Items from an interface collection
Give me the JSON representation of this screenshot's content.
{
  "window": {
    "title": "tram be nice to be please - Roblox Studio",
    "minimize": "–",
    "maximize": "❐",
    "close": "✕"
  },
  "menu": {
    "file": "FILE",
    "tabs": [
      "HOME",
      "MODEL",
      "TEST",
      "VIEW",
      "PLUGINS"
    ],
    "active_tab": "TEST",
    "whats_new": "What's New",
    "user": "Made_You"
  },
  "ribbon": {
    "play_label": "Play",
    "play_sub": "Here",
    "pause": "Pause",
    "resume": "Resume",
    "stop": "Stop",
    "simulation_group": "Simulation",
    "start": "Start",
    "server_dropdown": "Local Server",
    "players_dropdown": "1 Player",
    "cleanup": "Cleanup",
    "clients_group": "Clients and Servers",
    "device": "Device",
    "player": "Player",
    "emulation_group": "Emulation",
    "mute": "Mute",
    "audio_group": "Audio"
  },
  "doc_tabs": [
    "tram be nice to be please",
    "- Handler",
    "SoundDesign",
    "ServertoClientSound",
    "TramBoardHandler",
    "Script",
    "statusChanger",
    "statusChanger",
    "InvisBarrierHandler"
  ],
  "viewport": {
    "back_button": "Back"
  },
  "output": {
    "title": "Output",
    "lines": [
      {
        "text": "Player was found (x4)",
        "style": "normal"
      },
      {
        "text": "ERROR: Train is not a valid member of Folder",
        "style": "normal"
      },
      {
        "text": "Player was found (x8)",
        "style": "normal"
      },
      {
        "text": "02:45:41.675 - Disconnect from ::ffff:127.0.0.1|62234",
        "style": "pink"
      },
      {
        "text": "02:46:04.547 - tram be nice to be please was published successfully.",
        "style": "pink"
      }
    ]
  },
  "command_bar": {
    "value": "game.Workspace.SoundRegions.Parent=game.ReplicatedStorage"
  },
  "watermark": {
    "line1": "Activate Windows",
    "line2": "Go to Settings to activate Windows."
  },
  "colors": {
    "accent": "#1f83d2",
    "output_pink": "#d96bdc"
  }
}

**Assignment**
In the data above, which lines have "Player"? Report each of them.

**Result**
    "players_dropdown": "1 Player",
    "player": "Player",
        "text": "Player was found (x4)",
        "text": "Player was found (x8)",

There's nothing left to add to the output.